Although Flower is a quiet person, when he speaks, the players listen. Growing up in Zimbabwe has moulded him into a hard nut and shaped him as a man. The players respect him, they play for him, and that brings a harmonious team. The results are clear. Make no mistake England are a far far better team thanks to a Zimbabwean called Andrew Flower!

Related Posts

Zimbabwe Cricket Books

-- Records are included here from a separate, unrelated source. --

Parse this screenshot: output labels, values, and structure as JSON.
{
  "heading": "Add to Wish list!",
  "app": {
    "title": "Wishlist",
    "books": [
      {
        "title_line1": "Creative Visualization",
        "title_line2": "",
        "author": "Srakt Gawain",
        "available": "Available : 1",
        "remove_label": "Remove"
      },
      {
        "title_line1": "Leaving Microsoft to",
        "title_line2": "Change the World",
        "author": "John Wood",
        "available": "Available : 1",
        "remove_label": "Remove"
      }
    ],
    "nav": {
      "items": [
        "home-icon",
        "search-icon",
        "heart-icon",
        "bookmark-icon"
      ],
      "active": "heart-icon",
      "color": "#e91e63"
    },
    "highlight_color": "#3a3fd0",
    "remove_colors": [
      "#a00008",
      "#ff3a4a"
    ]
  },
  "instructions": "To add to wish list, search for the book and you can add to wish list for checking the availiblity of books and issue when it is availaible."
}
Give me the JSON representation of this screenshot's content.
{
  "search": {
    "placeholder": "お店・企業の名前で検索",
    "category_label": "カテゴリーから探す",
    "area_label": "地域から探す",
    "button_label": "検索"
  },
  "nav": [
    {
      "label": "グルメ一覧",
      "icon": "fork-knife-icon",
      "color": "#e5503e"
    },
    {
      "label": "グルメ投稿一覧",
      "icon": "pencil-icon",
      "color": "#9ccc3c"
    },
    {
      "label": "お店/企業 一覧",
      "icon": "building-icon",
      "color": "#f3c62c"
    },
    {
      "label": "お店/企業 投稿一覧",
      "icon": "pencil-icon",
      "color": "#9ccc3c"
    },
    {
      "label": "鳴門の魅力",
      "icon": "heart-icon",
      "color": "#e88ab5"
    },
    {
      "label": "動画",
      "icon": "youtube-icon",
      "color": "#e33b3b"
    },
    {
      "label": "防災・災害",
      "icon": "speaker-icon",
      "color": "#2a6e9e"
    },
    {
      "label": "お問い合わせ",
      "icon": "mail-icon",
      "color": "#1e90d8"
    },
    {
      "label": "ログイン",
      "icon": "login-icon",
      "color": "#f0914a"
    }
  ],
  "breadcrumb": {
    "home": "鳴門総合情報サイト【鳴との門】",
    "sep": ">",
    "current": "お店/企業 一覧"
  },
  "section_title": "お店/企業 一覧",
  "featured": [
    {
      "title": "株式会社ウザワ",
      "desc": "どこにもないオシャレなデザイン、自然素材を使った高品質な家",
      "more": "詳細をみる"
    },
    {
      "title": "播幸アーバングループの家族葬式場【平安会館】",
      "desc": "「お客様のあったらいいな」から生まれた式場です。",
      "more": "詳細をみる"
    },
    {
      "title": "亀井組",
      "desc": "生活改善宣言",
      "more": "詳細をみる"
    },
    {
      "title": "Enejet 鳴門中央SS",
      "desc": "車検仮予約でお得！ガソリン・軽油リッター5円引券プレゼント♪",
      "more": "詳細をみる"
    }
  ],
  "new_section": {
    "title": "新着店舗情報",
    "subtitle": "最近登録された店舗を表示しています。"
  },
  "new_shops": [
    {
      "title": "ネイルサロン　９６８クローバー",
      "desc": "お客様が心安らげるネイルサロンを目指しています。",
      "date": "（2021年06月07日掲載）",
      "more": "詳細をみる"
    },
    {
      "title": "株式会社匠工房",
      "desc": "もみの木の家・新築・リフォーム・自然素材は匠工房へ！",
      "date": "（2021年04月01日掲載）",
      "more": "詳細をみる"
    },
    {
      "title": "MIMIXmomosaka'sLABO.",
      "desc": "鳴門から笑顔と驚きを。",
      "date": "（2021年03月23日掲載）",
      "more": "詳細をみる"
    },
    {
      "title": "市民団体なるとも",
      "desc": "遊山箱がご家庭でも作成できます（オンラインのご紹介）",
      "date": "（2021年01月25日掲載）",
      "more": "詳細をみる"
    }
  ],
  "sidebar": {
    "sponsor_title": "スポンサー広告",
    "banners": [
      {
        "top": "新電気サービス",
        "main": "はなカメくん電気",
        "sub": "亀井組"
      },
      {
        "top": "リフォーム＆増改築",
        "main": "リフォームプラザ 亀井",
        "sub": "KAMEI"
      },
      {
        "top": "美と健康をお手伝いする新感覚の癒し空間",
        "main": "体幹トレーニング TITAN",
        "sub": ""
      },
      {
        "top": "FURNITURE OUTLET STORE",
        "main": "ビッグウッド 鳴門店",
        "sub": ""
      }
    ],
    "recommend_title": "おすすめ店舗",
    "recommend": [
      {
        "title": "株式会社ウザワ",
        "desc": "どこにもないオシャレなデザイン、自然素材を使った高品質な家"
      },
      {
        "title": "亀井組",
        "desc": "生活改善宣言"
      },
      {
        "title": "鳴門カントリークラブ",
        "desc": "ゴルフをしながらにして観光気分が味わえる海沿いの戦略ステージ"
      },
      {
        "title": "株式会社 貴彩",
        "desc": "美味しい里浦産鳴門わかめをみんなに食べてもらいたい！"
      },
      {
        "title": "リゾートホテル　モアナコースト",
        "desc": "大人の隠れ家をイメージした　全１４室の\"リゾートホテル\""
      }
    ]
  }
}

Amazon, have a bunch of Zim related cricket books, including "Blood, Sweat And Treason" by Henry Olonga, “A History of the Rhodesia and Zimbabwe National Sides” by Jonty Winch who traces the history of cricket in this country (Zimbabwe) from the first recorded game played in 1890, through two World Wars and a guerilla war, to the comparative peace of post-independence and eventual world recognition in the 1980s when Zimbabwe was able to send a side to England to take part in the I.C.C. Trophy competition which it won.

There is also the Autobiography of another great Zimbabwean cricket coach Duncan Fletcher “Behind the Shades”

UK Shoppers USA: Amazon.com

Zimbabwe Cricket on Amazon.com

At the moment Amazon UK don’t have as wide selection as the US site, but I have ordered books from the US and had them delivered to the UK with no problems.

UK Shoppers UK: Amazon.co.uk
Zimbabwe Cricket on Amazon.co.uk

Where to Buy Blood, Sweat and Treason

Blood, Sweat & Treason by Henry OlongaCurrently available in Hardcover it is available online through Amazon, in the UK and US

UK Shoppers UK
Blood, Sweat and Treason on Amazon.co.uk

US Shoppers USA

Blood, Sweat and Treason on Amazon.com